Wait! Whoa! I interrupt this blog post! I just read the question again, and this question, it just presumes, doesn’t it, it presumes that small casts preclude the epic. And here I am answering it, so I guess I buy in to this presumption too, even though deep down I think I know that epic doesn’t have to mean big! I mean, in any literal sense.
When did cast size become the primary parameter of big-ness? Did we bring that on ourselves, by interpreting “small cast,” really a budget stipulation, in just one particular way? Has using the word “small” led us to think small, to internalize this idea: small precludes epic? What if — we made an epic theater with 4 or 3 or 2 actors? Heck, even 1? (Ooh, example: David Greenspan’s The Myopia!) Can’t there be epics of any size?
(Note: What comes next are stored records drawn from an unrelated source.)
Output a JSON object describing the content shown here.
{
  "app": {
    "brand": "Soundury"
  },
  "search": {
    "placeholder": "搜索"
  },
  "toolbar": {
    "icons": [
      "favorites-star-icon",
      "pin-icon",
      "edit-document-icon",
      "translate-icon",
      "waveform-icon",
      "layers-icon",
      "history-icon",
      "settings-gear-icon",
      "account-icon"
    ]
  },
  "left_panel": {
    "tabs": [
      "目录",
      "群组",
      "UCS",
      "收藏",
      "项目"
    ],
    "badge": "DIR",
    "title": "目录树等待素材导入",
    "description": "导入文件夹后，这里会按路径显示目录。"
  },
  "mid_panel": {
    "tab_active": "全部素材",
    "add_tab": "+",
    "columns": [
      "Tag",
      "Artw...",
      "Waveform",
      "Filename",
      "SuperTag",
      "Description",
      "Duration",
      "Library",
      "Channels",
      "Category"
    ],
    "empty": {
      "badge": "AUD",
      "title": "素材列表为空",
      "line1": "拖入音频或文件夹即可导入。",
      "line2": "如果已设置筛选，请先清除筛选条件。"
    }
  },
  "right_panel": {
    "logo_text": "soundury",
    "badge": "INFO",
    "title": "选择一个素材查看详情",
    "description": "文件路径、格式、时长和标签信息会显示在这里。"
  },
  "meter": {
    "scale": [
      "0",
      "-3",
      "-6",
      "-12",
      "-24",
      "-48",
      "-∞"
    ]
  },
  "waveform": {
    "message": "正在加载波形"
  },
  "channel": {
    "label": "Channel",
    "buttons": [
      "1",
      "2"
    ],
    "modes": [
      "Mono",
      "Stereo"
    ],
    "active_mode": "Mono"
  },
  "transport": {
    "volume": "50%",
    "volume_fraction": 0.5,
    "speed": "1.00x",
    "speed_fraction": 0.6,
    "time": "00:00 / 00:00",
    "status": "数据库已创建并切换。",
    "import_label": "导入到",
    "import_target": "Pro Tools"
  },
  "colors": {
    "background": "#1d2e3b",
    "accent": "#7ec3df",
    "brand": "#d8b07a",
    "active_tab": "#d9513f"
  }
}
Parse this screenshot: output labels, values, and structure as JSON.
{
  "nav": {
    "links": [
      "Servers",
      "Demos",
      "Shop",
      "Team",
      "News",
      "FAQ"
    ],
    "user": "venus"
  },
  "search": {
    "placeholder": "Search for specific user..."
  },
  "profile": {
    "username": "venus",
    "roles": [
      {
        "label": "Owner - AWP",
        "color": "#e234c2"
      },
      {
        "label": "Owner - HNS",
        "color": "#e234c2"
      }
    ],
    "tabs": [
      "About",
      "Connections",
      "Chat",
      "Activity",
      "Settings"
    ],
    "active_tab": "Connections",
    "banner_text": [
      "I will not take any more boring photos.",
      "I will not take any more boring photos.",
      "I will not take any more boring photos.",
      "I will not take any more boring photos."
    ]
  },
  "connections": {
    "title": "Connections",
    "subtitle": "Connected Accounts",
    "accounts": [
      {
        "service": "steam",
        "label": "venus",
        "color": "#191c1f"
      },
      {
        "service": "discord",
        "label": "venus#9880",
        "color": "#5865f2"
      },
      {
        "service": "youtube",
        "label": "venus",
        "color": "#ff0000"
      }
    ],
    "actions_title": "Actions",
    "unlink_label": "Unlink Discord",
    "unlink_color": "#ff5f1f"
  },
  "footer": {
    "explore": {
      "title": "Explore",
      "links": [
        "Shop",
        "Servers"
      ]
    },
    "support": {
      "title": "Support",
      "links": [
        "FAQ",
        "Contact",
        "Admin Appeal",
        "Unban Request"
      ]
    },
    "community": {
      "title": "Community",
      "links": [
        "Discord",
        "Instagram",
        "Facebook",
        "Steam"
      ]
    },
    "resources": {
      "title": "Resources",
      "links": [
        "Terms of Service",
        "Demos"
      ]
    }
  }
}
If there are new limitations, shouldn’t we just find new ways to tell epic stories?
Literal scope is one thing, I can’t deny that it demands literal parameters. But what about imaginative scope? A BIG moment that happens in a simple, well crafted way is a beautiful thing, a purely theatrical thing, and an absolutely doable one. But small epics take great assertiveness of vision. They may take extra creativity – creative writing, directing, design, creative producing perhaps most of all. They require thinking about all the tools the theater has to offer (many of which aren’t necessary in a living room, so we may be a little rusty in those departments…). Maybe we can compensate for the perceived budget drag of multiple locations with a spare playing space that transforms easily and cleverly into new situations. What if we took our few actors and set them down in an epic story, let them fend for themselves big-ly, in a flexible stage environment that emanates big-ness?
I think then audiences might get to rely more on their imaginations as well. If we ask audiences to embrace the grand metaphor that small epics demand… I think that’d leave us in possession of a theater both elegant and relevant. And worth it, cause without busting our budget we could still satisfy the very human desire for narrative sweep, the desire to be transported beyond the ordinary and the true-to-life.
These aren’t groundbreaking thoughts. I’ve seen hundreds of productions that fit this description, in theaters big and small, we all have. But at a time of strong and intractable assumptions about what makes a play produce-able – small, and easy to conceive of and to build… when even the “what if” question internalizes these assumptions… I think it can’t hurt to restate all this. In the process, maybe we can remind ourselves to take whatever limitations we got and run with them, and not let them co-opt our narrative ambitions.
In my early days downtown, I was madly in love with the name of Kristin Marting and Tim Maner’s theater company, the one they had before they founded HERE Arts Center: Tiny Mythic. They did HUGE shows, actually! (The company was small.) But that idea, tiny mythic, the imperative nestled in that seeming contradiction, has stayed with me. I propose that if budgets demand that our theater be tiny, we insist it be mythic anyway. That with will, imagination, cleverness, we can make a small-cast play — and even a unit set – of epic proportions, and continue to describe the wide world in all its breadth and nutty glory.
Susan Bernfield is the founder and artistic director of New Georges, an award-winning nonprofit theater company that has produced and developed highly theatrical new plays in New York City since 1992. In that capacity, she’s currently producing THE GERM PROJECT: new plays of scope and adventure at 3LD Art & Technology Center in downtown Manhattan. She’s also a playwright and solo performer whose work has been developed and presented at theaters around the country.